The recent tragic mass shooting in Lewistown, Maine, once again focused the nation’s attention on the growing menace of guns and firearms in the United States. Planned long before the shooting, about three dozen social work researchers, scholars, and practitioners gathered at the Crown School of Social Work at the University of Chicago on Friday and Saturday, November 3rd and 4th, for a Summit on Social Work’s Role in Gun Violence Prevention as a precursor for the launch of the 14th Grand Challenge for Social Work network that will focus on preventing and reducing gun violence. The event was sponsored by The Silver School of Social Work at New York University and the University of Buffalo School of Social Work, in addition to the Crown School.
Crown School Dean Deborah Gorman-Smith was on hand to welcome attendees and served as chief host along with Catherine Sanders, the Crown School’s Chief of Staff, who assisted with the coordination of the event. Neil Guterman, professor and dean emeritus at the NYU Silver School, was a primary organizer, as was Patricia Logan-Green, an associate professor and associate dean at the University of Buffalo School of Social Work. Dr. Guterman is also a former dean of the Crown School. NYU Silver School Dean Michael Lindsey set the tone for the conference by sharing a compelling story of personal tragedy with gun violence.
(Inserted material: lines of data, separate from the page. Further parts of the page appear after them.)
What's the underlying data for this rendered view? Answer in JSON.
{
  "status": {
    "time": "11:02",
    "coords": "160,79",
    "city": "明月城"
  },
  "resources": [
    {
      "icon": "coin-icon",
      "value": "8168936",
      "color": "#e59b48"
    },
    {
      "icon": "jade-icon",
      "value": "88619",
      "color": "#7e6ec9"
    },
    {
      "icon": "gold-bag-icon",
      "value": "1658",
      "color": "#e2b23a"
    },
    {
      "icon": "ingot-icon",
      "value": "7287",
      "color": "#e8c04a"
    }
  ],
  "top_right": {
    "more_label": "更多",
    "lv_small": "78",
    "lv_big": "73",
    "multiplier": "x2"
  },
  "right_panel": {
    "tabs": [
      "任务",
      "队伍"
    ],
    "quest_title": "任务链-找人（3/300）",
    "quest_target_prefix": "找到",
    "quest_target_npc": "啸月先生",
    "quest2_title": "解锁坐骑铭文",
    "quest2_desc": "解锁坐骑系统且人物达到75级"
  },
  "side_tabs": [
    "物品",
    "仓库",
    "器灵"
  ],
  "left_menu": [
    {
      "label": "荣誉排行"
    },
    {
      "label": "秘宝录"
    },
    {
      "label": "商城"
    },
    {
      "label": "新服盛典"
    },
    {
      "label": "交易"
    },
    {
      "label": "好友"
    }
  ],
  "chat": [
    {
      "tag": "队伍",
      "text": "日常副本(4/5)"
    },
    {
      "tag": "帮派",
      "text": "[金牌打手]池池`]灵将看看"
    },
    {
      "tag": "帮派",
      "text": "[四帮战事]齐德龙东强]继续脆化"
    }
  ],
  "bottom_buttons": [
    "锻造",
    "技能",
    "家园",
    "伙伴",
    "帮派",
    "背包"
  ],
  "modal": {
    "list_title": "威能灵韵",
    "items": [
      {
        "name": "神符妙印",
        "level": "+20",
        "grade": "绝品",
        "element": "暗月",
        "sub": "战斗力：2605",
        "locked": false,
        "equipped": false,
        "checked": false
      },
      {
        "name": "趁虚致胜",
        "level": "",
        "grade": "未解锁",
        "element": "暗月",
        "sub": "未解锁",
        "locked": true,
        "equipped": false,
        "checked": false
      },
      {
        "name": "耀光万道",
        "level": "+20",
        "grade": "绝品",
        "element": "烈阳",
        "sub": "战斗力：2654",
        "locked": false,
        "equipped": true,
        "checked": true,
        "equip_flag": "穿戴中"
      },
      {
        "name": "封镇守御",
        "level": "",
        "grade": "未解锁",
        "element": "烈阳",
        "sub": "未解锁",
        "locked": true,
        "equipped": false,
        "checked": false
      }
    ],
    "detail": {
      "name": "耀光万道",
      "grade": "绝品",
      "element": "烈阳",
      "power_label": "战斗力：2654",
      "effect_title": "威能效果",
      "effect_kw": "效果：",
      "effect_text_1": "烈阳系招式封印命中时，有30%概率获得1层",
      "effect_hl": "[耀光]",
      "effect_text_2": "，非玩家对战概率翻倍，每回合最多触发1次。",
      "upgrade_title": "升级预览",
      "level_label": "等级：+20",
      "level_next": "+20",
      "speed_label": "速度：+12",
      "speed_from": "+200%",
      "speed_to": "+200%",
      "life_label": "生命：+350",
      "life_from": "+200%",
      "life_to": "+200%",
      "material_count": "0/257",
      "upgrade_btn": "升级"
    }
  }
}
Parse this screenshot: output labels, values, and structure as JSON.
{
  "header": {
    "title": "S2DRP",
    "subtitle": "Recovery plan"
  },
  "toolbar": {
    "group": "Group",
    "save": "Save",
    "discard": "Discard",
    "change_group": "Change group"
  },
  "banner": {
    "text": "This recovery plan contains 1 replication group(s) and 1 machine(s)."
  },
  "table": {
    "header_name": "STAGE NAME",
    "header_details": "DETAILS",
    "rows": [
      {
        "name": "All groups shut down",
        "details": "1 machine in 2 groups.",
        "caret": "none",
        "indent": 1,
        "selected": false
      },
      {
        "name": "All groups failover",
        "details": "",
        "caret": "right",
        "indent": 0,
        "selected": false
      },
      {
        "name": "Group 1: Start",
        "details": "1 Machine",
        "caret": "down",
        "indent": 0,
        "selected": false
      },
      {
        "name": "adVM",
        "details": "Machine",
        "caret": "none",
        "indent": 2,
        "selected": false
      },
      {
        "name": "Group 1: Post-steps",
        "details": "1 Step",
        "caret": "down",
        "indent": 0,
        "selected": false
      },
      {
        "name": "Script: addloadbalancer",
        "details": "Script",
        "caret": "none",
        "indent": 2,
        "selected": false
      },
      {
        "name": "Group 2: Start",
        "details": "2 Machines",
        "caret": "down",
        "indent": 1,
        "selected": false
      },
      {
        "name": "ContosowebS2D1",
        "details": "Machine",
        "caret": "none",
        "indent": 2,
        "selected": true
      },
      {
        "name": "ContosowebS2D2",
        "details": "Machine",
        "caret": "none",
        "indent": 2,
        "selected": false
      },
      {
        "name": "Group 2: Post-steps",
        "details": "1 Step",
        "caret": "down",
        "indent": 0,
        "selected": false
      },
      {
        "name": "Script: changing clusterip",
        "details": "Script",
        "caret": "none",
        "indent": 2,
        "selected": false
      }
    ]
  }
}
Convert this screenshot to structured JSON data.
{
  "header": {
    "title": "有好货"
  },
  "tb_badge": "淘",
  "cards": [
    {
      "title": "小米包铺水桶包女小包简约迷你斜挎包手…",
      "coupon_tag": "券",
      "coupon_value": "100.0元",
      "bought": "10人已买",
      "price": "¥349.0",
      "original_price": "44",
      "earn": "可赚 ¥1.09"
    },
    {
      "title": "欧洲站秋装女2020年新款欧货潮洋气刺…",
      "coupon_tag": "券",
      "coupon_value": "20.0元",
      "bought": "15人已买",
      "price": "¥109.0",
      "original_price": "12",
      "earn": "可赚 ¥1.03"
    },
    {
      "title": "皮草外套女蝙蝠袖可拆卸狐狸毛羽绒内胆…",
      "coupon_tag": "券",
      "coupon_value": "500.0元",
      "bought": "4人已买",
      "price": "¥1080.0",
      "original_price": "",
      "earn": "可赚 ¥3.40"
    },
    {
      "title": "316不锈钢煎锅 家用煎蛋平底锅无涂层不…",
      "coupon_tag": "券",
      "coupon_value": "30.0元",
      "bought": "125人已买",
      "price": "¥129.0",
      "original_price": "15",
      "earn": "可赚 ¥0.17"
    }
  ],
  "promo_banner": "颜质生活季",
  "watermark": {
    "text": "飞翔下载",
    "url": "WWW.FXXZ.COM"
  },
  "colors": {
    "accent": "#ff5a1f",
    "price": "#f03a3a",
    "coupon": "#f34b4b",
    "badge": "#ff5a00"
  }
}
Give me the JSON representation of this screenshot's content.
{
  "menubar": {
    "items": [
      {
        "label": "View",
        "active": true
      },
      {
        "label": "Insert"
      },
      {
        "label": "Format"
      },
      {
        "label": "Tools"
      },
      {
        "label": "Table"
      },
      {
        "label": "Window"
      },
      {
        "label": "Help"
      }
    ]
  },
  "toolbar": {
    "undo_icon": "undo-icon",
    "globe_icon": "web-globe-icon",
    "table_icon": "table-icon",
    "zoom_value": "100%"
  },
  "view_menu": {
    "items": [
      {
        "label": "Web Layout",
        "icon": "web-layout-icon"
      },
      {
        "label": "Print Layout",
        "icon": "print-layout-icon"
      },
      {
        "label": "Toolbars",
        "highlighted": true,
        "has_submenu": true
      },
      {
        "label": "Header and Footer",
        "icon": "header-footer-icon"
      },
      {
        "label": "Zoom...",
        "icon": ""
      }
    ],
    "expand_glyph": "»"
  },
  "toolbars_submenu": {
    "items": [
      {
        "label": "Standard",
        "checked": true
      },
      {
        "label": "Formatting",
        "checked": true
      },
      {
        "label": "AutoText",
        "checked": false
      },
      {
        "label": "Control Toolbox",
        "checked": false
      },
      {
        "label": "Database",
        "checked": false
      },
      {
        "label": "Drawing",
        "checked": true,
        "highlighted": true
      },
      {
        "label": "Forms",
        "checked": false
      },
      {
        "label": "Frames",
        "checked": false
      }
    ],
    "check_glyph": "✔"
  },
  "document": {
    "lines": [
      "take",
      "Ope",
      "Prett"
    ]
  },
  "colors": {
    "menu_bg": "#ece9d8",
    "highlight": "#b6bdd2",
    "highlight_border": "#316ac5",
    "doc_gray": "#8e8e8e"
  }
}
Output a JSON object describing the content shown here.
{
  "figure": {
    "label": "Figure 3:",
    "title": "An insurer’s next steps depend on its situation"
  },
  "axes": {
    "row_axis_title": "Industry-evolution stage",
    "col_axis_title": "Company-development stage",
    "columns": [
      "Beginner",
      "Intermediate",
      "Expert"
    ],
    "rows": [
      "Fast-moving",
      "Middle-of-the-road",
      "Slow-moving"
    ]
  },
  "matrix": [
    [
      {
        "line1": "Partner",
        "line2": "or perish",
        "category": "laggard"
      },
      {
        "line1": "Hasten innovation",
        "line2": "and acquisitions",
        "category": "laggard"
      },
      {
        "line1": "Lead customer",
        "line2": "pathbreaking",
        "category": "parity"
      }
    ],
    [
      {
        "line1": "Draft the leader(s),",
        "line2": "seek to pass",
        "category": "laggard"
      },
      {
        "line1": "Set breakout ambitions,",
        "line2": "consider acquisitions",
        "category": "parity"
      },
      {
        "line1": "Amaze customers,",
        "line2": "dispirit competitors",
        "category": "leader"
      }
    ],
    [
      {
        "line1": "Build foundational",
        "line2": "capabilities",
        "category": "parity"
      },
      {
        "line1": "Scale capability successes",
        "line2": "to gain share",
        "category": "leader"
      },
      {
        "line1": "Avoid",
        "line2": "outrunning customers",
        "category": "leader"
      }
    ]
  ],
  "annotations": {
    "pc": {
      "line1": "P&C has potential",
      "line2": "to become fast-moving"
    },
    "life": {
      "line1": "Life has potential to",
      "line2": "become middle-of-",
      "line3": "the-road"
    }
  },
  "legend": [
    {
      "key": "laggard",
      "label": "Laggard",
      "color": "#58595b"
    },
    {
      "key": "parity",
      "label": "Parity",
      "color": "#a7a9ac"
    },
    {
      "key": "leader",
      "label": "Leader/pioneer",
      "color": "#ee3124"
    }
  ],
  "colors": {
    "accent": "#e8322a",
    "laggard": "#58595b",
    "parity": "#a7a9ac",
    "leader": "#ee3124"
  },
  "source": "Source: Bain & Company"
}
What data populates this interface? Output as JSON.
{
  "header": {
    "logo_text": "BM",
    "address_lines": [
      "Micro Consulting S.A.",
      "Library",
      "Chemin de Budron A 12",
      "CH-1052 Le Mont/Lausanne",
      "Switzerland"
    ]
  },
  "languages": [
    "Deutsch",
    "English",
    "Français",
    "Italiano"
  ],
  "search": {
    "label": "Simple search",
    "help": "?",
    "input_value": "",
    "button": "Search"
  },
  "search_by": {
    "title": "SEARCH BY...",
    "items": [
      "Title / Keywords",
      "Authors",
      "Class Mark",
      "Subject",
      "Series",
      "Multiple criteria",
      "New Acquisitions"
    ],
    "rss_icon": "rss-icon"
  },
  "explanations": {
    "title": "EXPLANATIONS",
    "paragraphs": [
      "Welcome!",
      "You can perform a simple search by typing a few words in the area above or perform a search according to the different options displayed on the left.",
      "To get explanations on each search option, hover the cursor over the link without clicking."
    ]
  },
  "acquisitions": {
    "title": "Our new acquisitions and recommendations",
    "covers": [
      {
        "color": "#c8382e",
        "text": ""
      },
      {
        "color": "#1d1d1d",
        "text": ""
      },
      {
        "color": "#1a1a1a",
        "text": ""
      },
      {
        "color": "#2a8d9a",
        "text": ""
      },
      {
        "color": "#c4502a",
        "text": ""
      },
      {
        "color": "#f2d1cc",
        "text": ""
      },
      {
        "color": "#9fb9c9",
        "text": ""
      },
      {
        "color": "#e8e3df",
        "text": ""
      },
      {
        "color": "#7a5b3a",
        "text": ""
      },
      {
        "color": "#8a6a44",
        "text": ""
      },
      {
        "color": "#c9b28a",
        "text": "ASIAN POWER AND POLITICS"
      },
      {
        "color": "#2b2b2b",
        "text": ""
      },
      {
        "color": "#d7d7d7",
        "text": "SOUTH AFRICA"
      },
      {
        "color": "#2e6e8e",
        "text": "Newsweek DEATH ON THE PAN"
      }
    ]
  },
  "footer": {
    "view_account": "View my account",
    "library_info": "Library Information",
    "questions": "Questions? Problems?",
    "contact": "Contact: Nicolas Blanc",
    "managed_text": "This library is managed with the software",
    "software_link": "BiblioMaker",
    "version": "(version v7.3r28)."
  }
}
Mass shootings are defined as incidents where four or more people are killed or injured. According to Gun Violence Archive, the mass shooting in Lewiston, Maine, was the 565th such event in the United States in 2023, putting the nation on course to exceed the 690 mass shootings in 2021, nearly two a day. There were 647 mass shootings in 2022. Gun Violence Archive began collecting data in 2014, when there were 273 mass shootings. Mass shootings are but one aspect of gun and firearm violence.
According to statistics from Brady United, 117,345 people are shot each year in the United States. That is 327 people each day, and 117 people die from their wounds. 210 survive. Of the 42,654 people who die each year, 16,651 are murdered, and 24,569 commit suicide. Each year, 547 women are killed by their husbands or male dating partners. Every year, 7,957 teenagers and children are shot in the U.S. Of those, 1,130 are murdered, 6,294 survive their gunshot wounds, and 732 die from gun suicide.
Gun safety advocates will be holding our collective breaths today when the Supreme Court takes up the case United States v. Rahimi, deciding whether individuals with protective orders for intimate partners can be denied the right to own a gun or firearm. The Fifth Circuit of the United States Court of Appeals declared the ban unconstitutional because there was no comparable restriction when the Second Amendment was enacted. According to Everytown for Gun Safety, on average, 70 women are killed by an intimate partner each month, two-thirds with a gun or firearm.
The Supreme Court opened the floodgates to gun ownership with its 2008 ruling in District of Columbia v. Heller that the Constitution guaranteed individuals the right to own firearms. It further expanded access to gun ownership with its 2022 ruling in New York State Rifle & Pistol Association Inc. v. Bruen by striking down New York’s restrictions on the right to carry concealed weapons. The Court ruled requiring an individual to show a special need to carry a concealed weapon violated the 14th Amendment. Justice Samuel Alito wrote a concurring opinion asserting that the effect of guns on American society was irrelevant to the issue.
The originalist perspective of the conservative majority on the Supreme Court today—that only laws that existed at the time of the adoption of the Constitution are legitimate—will have a profound impact on today’s society. Summit proceedings are being compiled and will be shared in the coming weeks. The social work profession must not only address these challenges through science and research but also must increase its engagement with the political arena if we are to have an impact on policy and legislation. Much is at stake in the coming years.